***** Data to examine *****

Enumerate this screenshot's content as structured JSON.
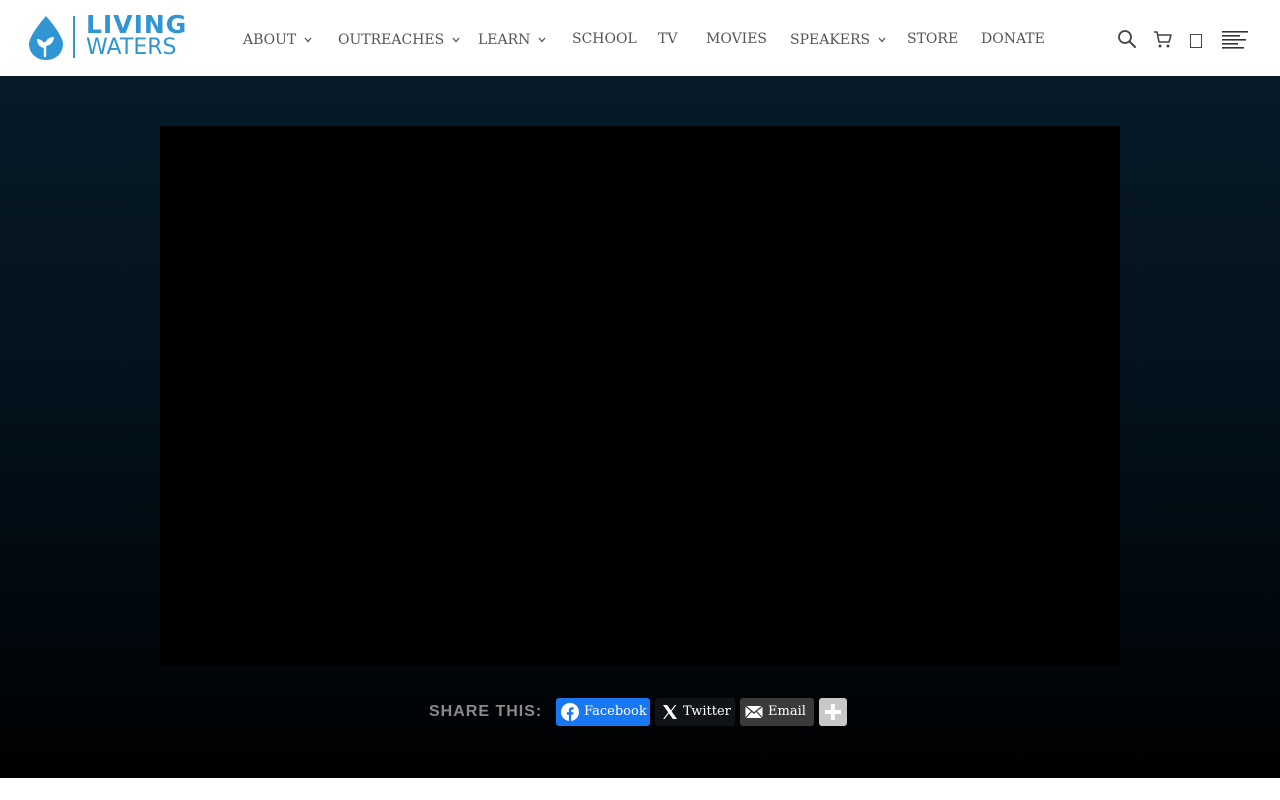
{
  "brand": {
    "line1": "LIVING",
    "line2": "WATERS",
    "color": "#2f95d3"
  },
  "nav": {
    "about": "ABOUT",
    "outreaches": "OUTREACHES",
    "learn": "LEARN",
    "school": "SCHOOL",
    "tv": "TV",
    "movies": "MOVIES",
    "speakers": "SPEAKERS",
    "store": "STORE",
    "donate": "DONATE"
  },
  "icons": {
    "search": "search-icon",
    "cart": "cart-icon",
    "account": "account-icon",
    "menu": "hamburger-menu-icon"
  },
  "share": {
    "label": "SHARE THIS:",
    "facebook": "Facebook",
    "twitter": "Twitter",
    "email": "Email",
    "colors": {
      "facebook": "#1877f2",
      "twitter": "#111417",
      "email": "#3a3a3a",
      "more": "#c8c8c8"
    }
  }
}
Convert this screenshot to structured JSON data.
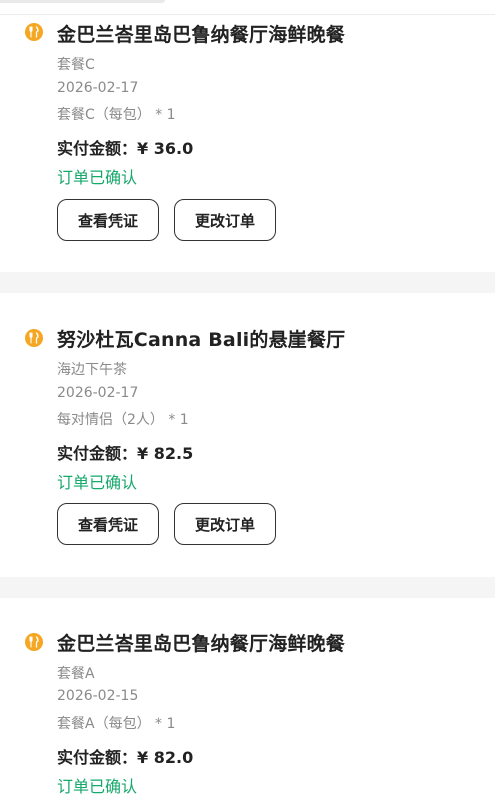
{
  "orders": [
    {
      "restaurant": "金巴兰峇里岛巴鲁纳餐厅海鲜晚餐",
      "package": "套餐C",
      "date": "2026-02-17",
      "spec": "套餐C（每包） * 1",
      "paid_label": "实付金额：",
      "paid_amount": "¥ 36.0",
      "status": "订单已确认",
      "voucher_button": "查看凭证",
      "modify_button": "更改订单"
    },
    {
      "restaurant": "努沙杜瓦Canna Bali的悬崖餐厅",
      "package": "海边下午茶",
      "date": "2026-02-17",
      "spec": "每对情侣（2人） * 1",
      "paid_label": "实付金额：",
      "paid_amount": "¥ 82.5",
      "status": "订单已确认",
      "voucher_button": "查看凭证",
      "modify_button": "更改订单"
    },
    {
      "restaurant": "金巴兰峇里岛巴鲁纳餐厅海鲜晚餐",
      "package": "套餐A",
      "date": "2026-02-15",
      "spec": "套餐A（每包） * 1",
      "paid_label": "实付金额：",
      "paid_amount": "¥ 82.0",
      "status": "订单已确认"
    }
  ],
  "icon": "restaurant-icon",
  "colors": {
    "icon_bg": "#f5a623",
    "status": "#17a86b",
    "page_bg": "#f5f5f5"
  }
}
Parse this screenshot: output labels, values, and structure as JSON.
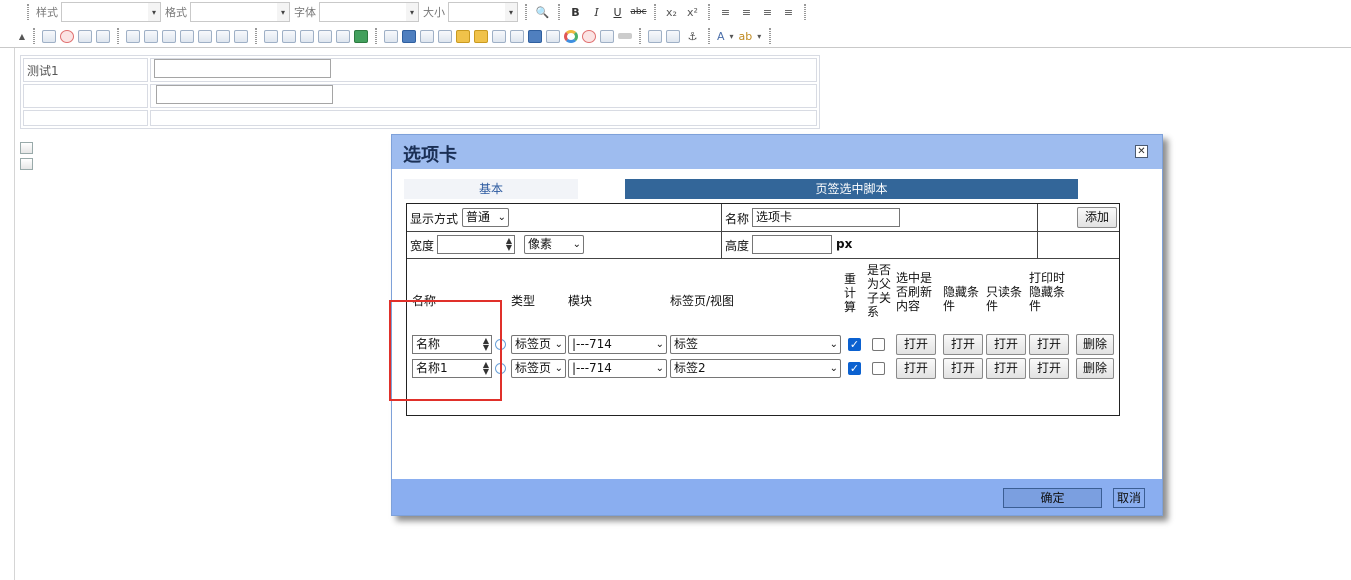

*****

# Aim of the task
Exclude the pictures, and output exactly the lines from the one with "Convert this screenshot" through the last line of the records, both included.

# Task answer
Convert this screenshot to structured JSON data.
{
  "orders": [
    {
      "restaurant": "金巴兰峇里岛巴鲁纳餐厅海鲜晚餐",
      "package": "套餐C",
      "date": "2026-02-17",
      "spec": "套餐C（每包） * 1",
      "paid_label": "实付金额：",
      "paid_amount": "¥ 36.0",
      "status": "订单已确认",
      "voucher_button": "查看凭证",
      "modify_button": "更改订单"
    },
    {
      "restaurant": "努沙杜瓦Canna Bali的悬崖餐厅",
      "package": "海边下午茶",
      "date": "2026-02-17",
      "spec": "每对情侣（2人） * 1",
      "paid_label": "实付金额：",
      "paid_amount": "¥ 82.5",
      "status": "订单已确认",
      "voucher_button": "查看凭证",
      "modify_button": "更改订单"
    },
    {
      "restaurant": "金巴兰峇里岛巴鲁纳餐厅海鲜晚餐",
      "package": "套餐A",
      "date": "2026-02-15",
      "spec": "套餐A（每包） * 1",
      "paid_label": "实付金额：",
      "paid_amount": "¥ 82.0",
      "status": "订单已确认"
    }
  ],
  "icon": "restaurant-icon",
  "colors": {
    "icon_bg": "#f5a623",
    "status": "#17a86b",
    "page_bg": "#f5f5f5"
  }
}
Parse this screenshot: output labels, values, and structure as JSON.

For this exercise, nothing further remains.